Using Flow in scrapbook pages

While creating scrapbook layouts, another design principle that you can identify is Flow. It means how your eye goes from one element to another while exploring the content of the page. Some key considerations to achieve a good flow would include eye movement, logical sequencing, grouping and clustering, and visual transitions. Flow will give a sense of continuity and connection throughout the page.

Eye movement

Flow involves guiding the viewer's eye smoothly through the layout, ensuring that it doesn't get stuck or jump around abruptly. You can achieve this by using directional elements like lines, curves, or implied movement created by the arrangement of photos, papers, or embellishments.

You can arrange elements in a diagonal pattern across the layout, leading the viewer's eye from one corner to another. This creates a dynamic visual movement that naturally guides the viewer's gaze.

Layout by Becky Wooler

You can also incorporate lines, either real or implied, that lead the viewer's eye toward a specific element or area of the layout. You can use elements like arrows, decorative lines, or even the direction of a person's gaze in a photo to create a sense of movement.

Layout by Olga Pisarenko

Arranging elements in a curved or circular manner can create a smooth flow. Circular arrangement naturally encourages the viewer's eye to move in a circular motion around the layout, exploring the different elements.

Layout by Beatrice Loren

Place larger or more prominent elements strategically to capture attention first and then lead the eye towards smaller or supporting elements. This hierarchy of elements creates a natural progression and flow within the design.

Layout by Deanna Patterson
Layout by Bourico Casper

Logical sequencing

If your scrapbook layout tells a story or documents a series of events, arranging your elements in chronological order helps create a natural flow. Place photos, journaling, and other relevant elements in the order they occurred, allowing the viewer to follow the narrative easily.

Layout by Carole
Layout by Tina Shaw

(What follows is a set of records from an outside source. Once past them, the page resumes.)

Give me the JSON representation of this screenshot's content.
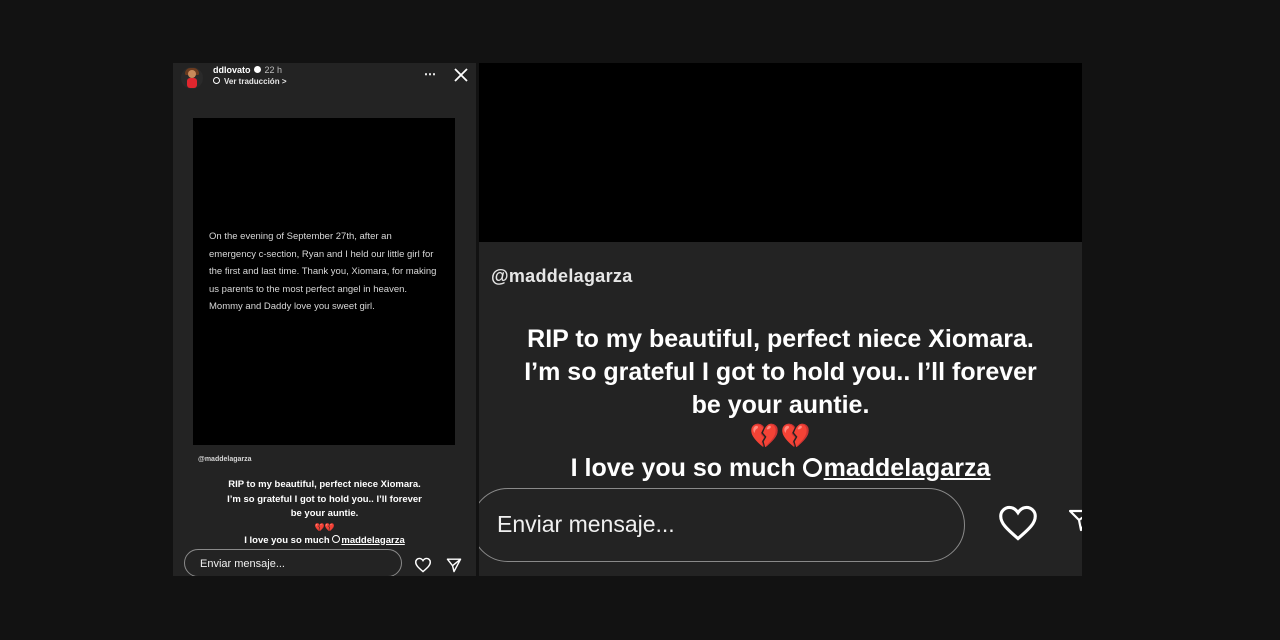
{
  "story_header": {
    "username": "ddlovato",
    "time": "22 h",
    "translate_label": "Ver traducción",
    "translate_chevron": ">",
    "more_icon": "⋯"
  },
  "post": {
    "text": "On the evening of September 27th, after an emergency c-section, Ryan and I held our little girl for the first and last time. Thank you, Xiomara, for making us parents to the most perfect angel in heaven. Mommy and Daddy love you sweet girl."
  },
  "story": {
    "mention": "@maddelagarza",
    "text_line_1": "RIP to my beautiful, perfect niece Xiomara.",
    "text_line_2": "I’m so grateful I got to hold you.. I’ll forever",
    "text_line_3": "be your auntie.",
    "hearts": "💔💔",
    "love_text": "I love you so much ",
    "tag": "maddelagarza"
  },
  "composer": {
    "placeholder": "Enviar mensaje..."
  },
  "colors": {
    "background": "#121212",
    "panel": "#232323",
    "card": "#000000",
    "text": "#ffffff",
    "broken_heart": "#e0262e"
  },
  "icons": [
    "close-icon",
    "more-icon",
    "verified-icon",
    "translate-icon",
    "heart-icon",
    "send-icon",
    "threads-icon",
    "broken-heart-icon"
  ]
}
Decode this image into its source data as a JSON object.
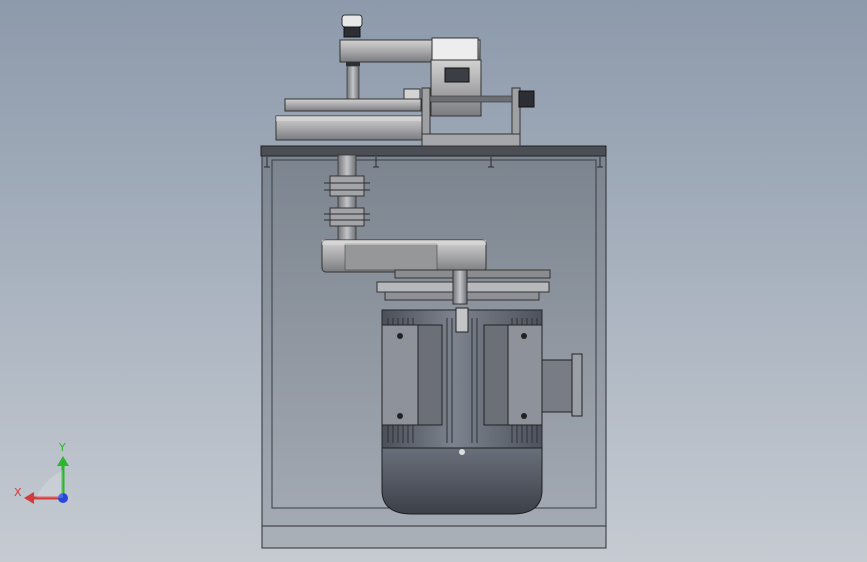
{
  "viewport": {
    "background_top": "#8d9aab",
    "background_bottom": "#c6cbd2"
  },
  "model": {
    "description_icon": "mechanical-assembly-icon",
    "colors": {
      "frame_top": "#4e5157",
      "cabinet_fill": "#8b939d",
      "metal_light": "#b9b9b9",
      "metal_mid": "#8e9095",
      "metal_dark": "#3f4248",
      "motor_body": "#5a5f69"
    }
  },
  "triad": {
    "x_label": "X",
    "y_label": "Y",
    "x_color": "#d33a3a",
    "y_color": "#2db62d",
    "z_color": "#2747d8"
  }
}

To help with the flow, you can also incorporate numbers or labels within your layout to indicate the order of elements. You can add small tags, labels, or captions with numbers or dates alongside photos or journaling blocks to create a visual sequence. This helps viewers understand the logical progression and encourages them to follow the order. This is more important if the numbering is not in an obvious straight line.

Layout from Tobreth Hansen
Layout by Candy Moe

Visual transitions

You can make sure that the transitions between different elements or sections of your layout are seamless. You can achieve this by using overlapping techniques, creating visual bridges with complementary colors or patterns, or using gradual changes in scale or intensity.

Layout by Becky Wooler

Here is an example of arranging elements in a gradual progression of size, either increasing or decreasing. You could use images, but also elements like flowers, buttons, or tags.

Layout by Carole

Grouping and clustering

When you cluster elements or photos, it will draw the eye to that section. It can then give a starting point and a direction to the eye. It will then flow through the other elements of the layout.

Layout by Lou Smith

Another way to group elements together can be by attaching them together or placing them on a common mat or surface.

Layout by Carole


There are many ways to establish a clear visual flow to enhance the overall design and storytelling impact of your layout. You can add color coordination and directional clues like arrows and leading lines. The arrangement of the photos, texts, and elements will also play a role in how the viewer will enjoy all the details of your layout.

Have a look through your favorite gallery and see how certain layouts will give you that sense of smooth flow. Observe how your eyes will go from one element to another, from one photo to the next. You will likely pay more attention to details than you did before!


For Photos That Matter

Leave a Comment